[loo-goo-bree-uhs, -gyoo-]


mournful, dismal, or gloomy, especially in an affected, exaggerated, or unrelieved manner: lugubrious songs of lost love.

Origin of lugubrious

1595–1605; < Latin lūgubri(s) mournful (akin to lūgēre to mourn) + -ous
Related formslu·gu·bri·ous·ly, adverblu·gu·bri·ous·ness, lu·gu·bri·os·i·ty [luh-goo-bree-os-i-tee, -gyoo-] /ləˌgu briˈɒs ɪ ti, -ˌgyu-/, nounnon·lu·gu·bri·ous, adjectivenon·lu·gu·bri·ous·ly, adverbnon·lu·gu·bri·ous·ness, nounun·lu·gu·bri·ous, adjectiveun·lu·gu·bri·ous·ly, adverbun·lu·gu·bri·ous·ness, noun

Synonyms for lugubrious

Antonyms for lugubrious Unabridged Based on the Random House Unabridged Dictionary, © Random House, Inc. 2019

British Dictionary definitions for lugubriosity



excessively mournful; doleful
Derived Formslugubriously, adverblugubriousness, noun

Word Origin for lugubrious

C17: from Latin lūgubris mournful, from lūgēre to grieve
Collins English Dictionary - Complete & Unabridged 2012 Digital Edition © William Collins Sons & Co. Ltd. 1979, 1986 © HarperCollins Publishers 1998, 2000, 2003, 2005, 2006, 2007, 2009, 2012

Word Origin and History for lugubriosity

1839, from Latin lugubris (see lugubrious) + -ity.
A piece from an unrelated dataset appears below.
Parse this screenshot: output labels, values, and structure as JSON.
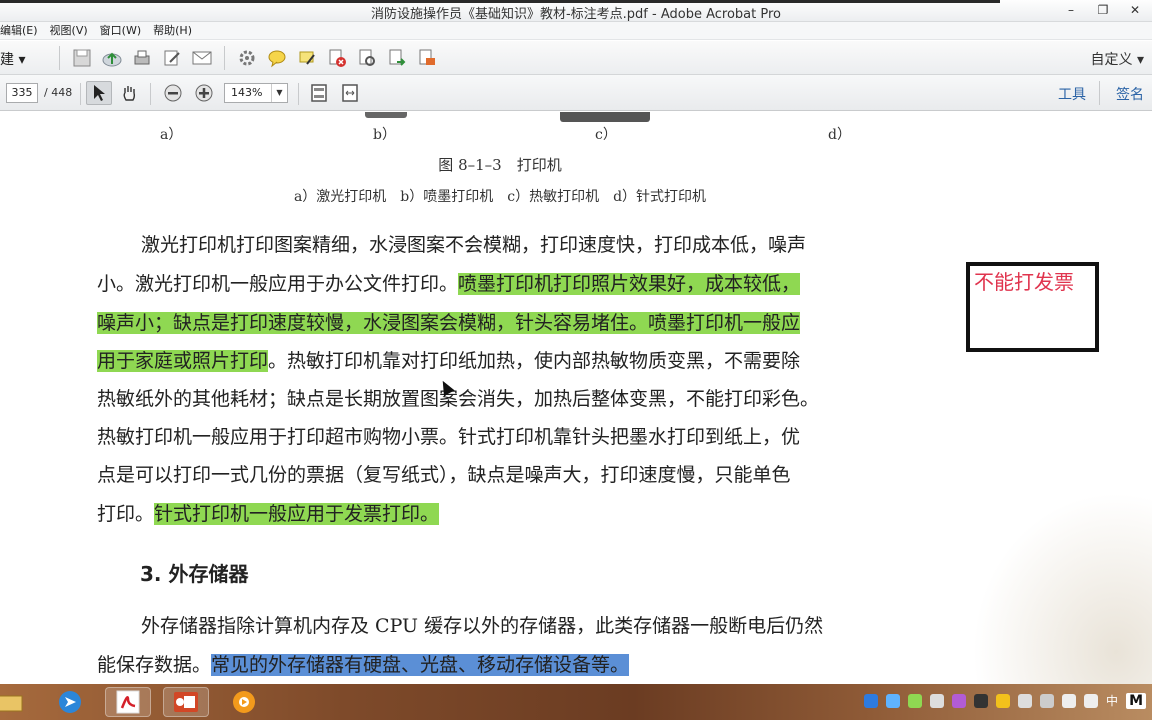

Sometimes also lugubrosity.



c.1600, from Latin lugubris "mournful, pertaining to mourning," from lugere "to mourn," from PIE root *leug- "to break; to cause pain" (cf. Greek lygros "mournful, sad," Sanskrit rujati "breaks, torments," Lettish lauzit "to break the heart"). Related: Lugubriously; lugubriousness.

Online Etymology Dictionary, © 2010 Douglas Harper